• [Extracted information]
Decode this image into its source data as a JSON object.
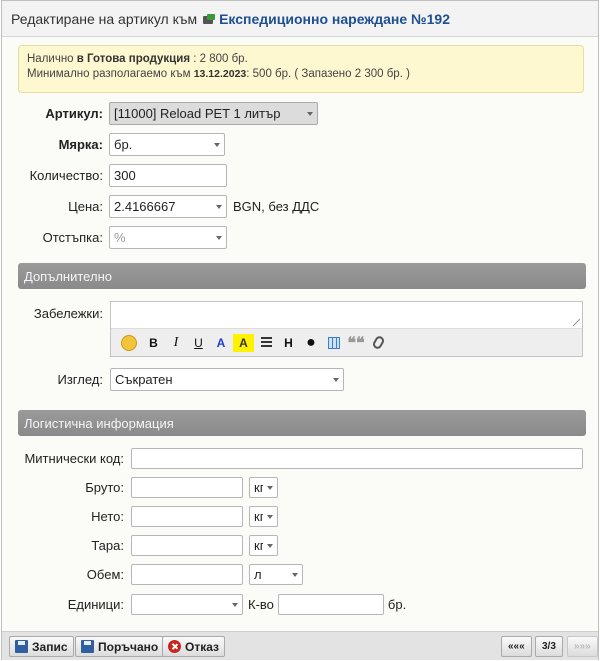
{
  "title": {
    "prefix": "Редактиране на артикул към",
    "document": "Експедиционно нареждане №192"
  },
  "info": {
    "line1_prefix": "Налично",
    "line1_store": "в Готова продукция",
    "line1_value": ": 2 800 бр.",
    "line2_prefix": "Минимално разполагаемо към",
    "line2_date": "13.12.2023",
    "line2_value": ": 500 бр. ( Запазено 2 300 бр. )"
  },
  "form": {
    "article_label": "Артикул",
    "article_value": "[11000] Reload PET 1 литър",
    "measure_label": "Мярка",
    "measure_value": "бр.",
    "quantity_label": "Количество:",
    "quantity_value": "300",
    "price_label": "Цена:",
    "price_value": "2.4166667",
    "price_suffix": "BGN, без ДДС",
    "discount_label": "Отстъпка:",
    "discount_value": "%"
  },
  "additional": {
    "header": "Допълнително",
    "notes_label": "Забележки:",
    "toolbar": {
      "bold": "B",
      "italic": "I",
      "underline": "U",
      "color": "A",
      "highlight": "A",
      "heading": "H",
      "bullet": "●",
      "quote": "❝❝"
    },
    "view_label": "Изглед:",
    "view_value": "Съкратен"
  },
  "logistics": {
    "header": "Логистична информация",
    "customs_label": "Митнически код:",
    "customs_value": "",
    "gross_label": "Бруто:",
    "gross_unit": "кг",
    "net_label": "Нето:",
    "net_unit": "кг",
    "tare_label": "Тара:",
    "tare_unit": "кг",
    "volume_label": "Обем:",
    "volume_unit": "л",
    "units_label": "Единици:",
    "units_value": "",
    "qty_label": "К-во",
    "qty_unit": "бр."
  },
  "footer": {
    "save": "Запис",
    "ordered": "Поръчано",
    "cancel": "Отказ",
    "first": "«««",
    "page": "3/3",
    "last": "»»»"
  }
}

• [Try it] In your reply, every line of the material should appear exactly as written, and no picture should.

• [Response box]
Decode this image into its source data as a JSON object.
{
  "title": {
    "prefix": "Редактиране на артикул към",
    "document": "Експедиционно нареждане №192"
  },
  "info": {
    "line1_prefix": "Налично",
    "line1_store": "в Готова продукция",
    "line1_value": ": 2 800 бр.",
    "line2_prefix": "Минимално разполагаемо към",
    "line2_date": "13.12.2023",
    "line2_value": ": 500 бр. ( Запазено 2 300 бр. )"
  },
  "form": {
    "article_label": "Артикул",
    "article_value": "[11000] Reload PET 1 литър",
    "measure_label": "Мярка",
    "measure_value": "бр.",
    "quantity_label": "Количество:",
    "quantity_value": "300",
    "price_label": "Цена:",
    "price_value": "2.4166667",
    "price_suffix": "BGN, без ДДС",
    "discount_label": "Отстъпка:",
    "discount_value": "%"
  },
  "additional": {
    "header": "Допълнително",
    "notes_label": "Забележки:",
    "toolbar": {
      "bold": "B",
      "italic": "I",
      "underline": "U",
      "color": "A",
      "highlight": "A",
      "heading": "H",
      "bullet": "●",
      "quote": "❝❝"
    },
    "view_label": "Изглед:",
    "view_value": "Съкратен"
  },
  "logistics": {
    "header": "Логистична информация",
    "customs_label": "Митнически код:",
    "customs_value": "",
    "gross_label": "Бруто:",
    "gross_unit": "кг",
    "net_label": "Нето:",
    "net_unit": "кг",
    "tare_label": "Тара:",
    "tare_unit": "кг",
    "volume_label": "Обем:",
    "volume_unit": "л",
    "units_label": "Единици:",
    "units_value": "",
    "qty_label": "К-во",
    "qty_unit": "бр."
  },
  "footer": {
    "save": "Запис",
    "ordered": "Поръчано",
    "cancel": "Отказ",
    "first": "«««",
    "page": "3/3",
    "last": "»»»"
  }
}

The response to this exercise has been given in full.